Task directions ▸ Keep only those lines of the records that include the string "name".
—————
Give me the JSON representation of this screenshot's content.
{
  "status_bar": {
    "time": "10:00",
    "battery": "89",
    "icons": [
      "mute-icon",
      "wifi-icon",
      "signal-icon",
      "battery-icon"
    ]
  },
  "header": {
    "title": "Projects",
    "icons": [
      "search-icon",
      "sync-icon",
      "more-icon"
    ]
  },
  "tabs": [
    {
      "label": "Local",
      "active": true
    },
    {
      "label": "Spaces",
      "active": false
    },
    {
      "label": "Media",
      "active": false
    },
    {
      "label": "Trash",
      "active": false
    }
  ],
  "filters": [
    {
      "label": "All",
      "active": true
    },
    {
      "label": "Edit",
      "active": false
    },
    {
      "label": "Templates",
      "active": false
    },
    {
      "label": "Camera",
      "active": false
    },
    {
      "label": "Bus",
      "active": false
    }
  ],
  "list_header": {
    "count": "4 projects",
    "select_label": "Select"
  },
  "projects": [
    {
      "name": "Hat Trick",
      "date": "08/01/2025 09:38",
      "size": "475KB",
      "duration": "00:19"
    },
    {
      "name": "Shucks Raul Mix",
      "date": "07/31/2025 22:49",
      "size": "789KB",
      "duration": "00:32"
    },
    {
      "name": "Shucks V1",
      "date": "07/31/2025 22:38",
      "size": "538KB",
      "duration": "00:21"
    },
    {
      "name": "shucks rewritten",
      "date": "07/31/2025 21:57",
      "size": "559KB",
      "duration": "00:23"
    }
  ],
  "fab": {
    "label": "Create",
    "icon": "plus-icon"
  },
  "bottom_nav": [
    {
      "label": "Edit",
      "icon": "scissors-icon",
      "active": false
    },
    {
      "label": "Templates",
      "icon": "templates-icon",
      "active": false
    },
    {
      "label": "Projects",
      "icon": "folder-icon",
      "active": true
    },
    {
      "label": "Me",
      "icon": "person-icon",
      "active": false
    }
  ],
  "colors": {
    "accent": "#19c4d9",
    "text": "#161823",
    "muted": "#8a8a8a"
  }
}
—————
Exercise response ▸
      "name": "Hat Trick",
      "name": "Shucks Raul Mix",
      "name": "Shucks V1",
      "name": "shucks rewritten",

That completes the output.